**Entries provided:**
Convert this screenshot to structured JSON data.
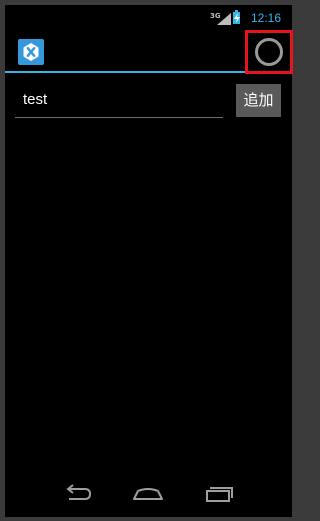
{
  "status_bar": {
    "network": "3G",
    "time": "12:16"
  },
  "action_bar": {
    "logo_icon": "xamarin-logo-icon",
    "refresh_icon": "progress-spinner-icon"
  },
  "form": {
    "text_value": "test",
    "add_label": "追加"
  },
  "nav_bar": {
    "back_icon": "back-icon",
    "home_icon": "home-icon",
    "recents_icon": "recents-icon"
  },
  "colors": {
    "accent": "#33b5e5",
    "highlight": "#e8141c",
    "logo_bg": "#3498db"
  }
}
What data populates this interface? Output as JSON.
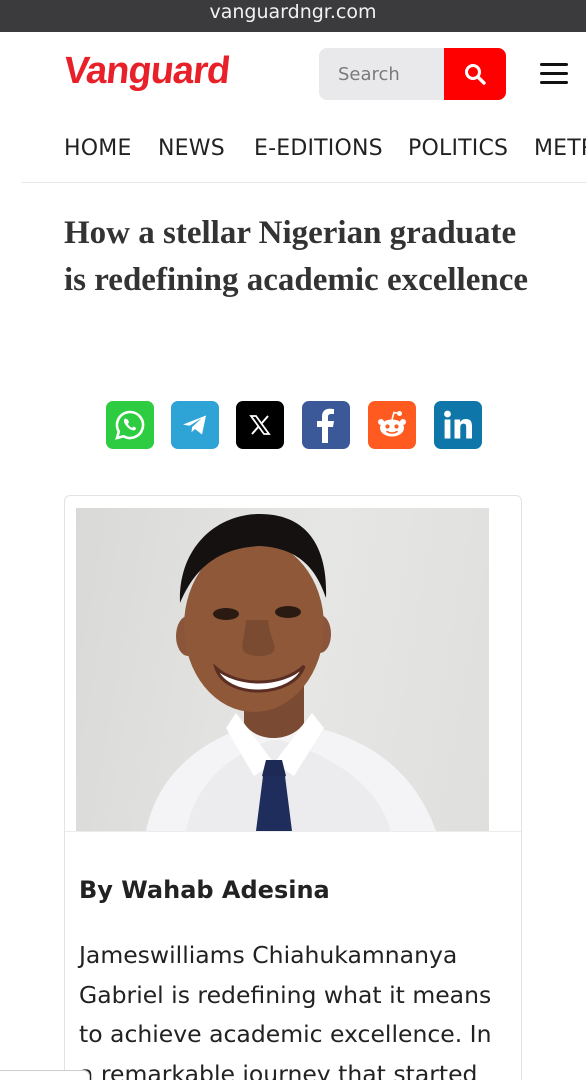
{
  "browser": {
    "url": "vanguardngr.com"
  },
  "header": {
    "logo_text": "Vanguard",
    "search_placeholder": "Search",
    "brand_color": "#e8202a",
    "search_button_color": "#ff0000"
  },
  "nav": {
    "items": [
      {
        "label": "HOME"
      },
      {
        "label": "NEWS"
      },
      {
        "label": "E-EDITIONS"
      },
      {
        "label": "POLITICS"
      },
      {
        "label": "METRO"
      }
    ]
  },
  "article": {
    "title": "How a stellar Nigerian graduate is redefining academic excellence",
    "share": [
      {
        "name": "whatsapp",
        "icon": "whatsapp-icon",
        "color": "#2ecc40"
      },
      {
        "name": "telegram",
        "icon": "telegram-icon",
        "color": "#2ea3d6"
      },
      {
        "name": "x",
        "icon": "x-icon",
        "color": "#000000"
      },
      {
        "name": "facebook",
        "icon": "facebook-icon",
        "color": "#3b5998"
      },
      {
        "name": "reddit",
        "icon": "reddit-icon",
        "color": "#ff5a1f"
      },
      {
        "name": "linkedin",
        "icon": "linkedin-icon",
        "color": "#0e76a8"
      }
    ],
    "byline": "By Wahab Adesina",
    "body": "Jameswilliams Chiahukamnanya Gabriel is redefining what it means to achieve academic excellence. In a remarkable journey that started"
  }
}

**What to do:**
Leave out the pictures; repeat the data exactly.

**Exercise solution:**
Convert this screenshot to structured JSON data.
{
  "status_bar": {
    "network": "3G",
    "time": "12:16"
  },
  "action_bar": {
    "logo_icon": "xamarin-logo-icon",
    "refresh_icon": "progress-spinner-icon"
  },
  "form": {
    "text_value": "test",
    "add_label": "追加"
  },
  "nav_bar": {
    "back_icon": "back-icon",
    "home_icon": "home-icon",
    "recents_icon": "recents-icon"
  },
  "colors": {
    "accent": "#33b5e5",
    "highlight": "#e8141c",
    "logo_bg": "#3498db"
  }
}
What data populates this interface? Output as JSON.
{
  "browser": {
    "url": "vanguardngr.com"
  },
  "header": {
    "logo_text": "Vanguard",
    "search_placeholder": "Search",
    "brand_color": "#e8202a",
    "search_button_color": "#ff0000"
  },
  "nav": {
    "items": [
      {
        "label": "HOME"
      },
      {
        "label": "NEWS"
      },
      {
        "label": "E-EDITIONS"
      },
      {
        "label": "POLITICS"
      },
      {
        "label": "METRO"
      }
    ]
  },
  "article": {
    "title": "How a stellar Nigerian graduate is redefining academic excellence",
    "share": [
      {
        "name": "whatsapp",
        "icon": "whatsapp-icon",
        "color": "#2ecc40"
      },
      {
        "name": "telegram",
        "icon": "telegram-icon",
        "color": "#2ea3d6"
      },
      {
        "name": "x",
        "icon": "x-icon",
        "color": "#000000"
      },
      {
        "name": "facebook",
        "icon": "facebook-icon",
        "color": "#3b5998"
      },
      {
        "name": "reddit",
        "icon": "reddit-icon",
        "color": "#ff5a1f"
      },
      {
        "name": "linkedin",
        "icon": "linkedin-icon",
        "color": "#0e76a8"
      }
    ],
    "byline": "By Wahab Adesina",
    "body": "Jameswilliams Chiahukamnanya Gabriel is redefining what it means to achieve academic excellence. In a remarkable journey that started"
  }
}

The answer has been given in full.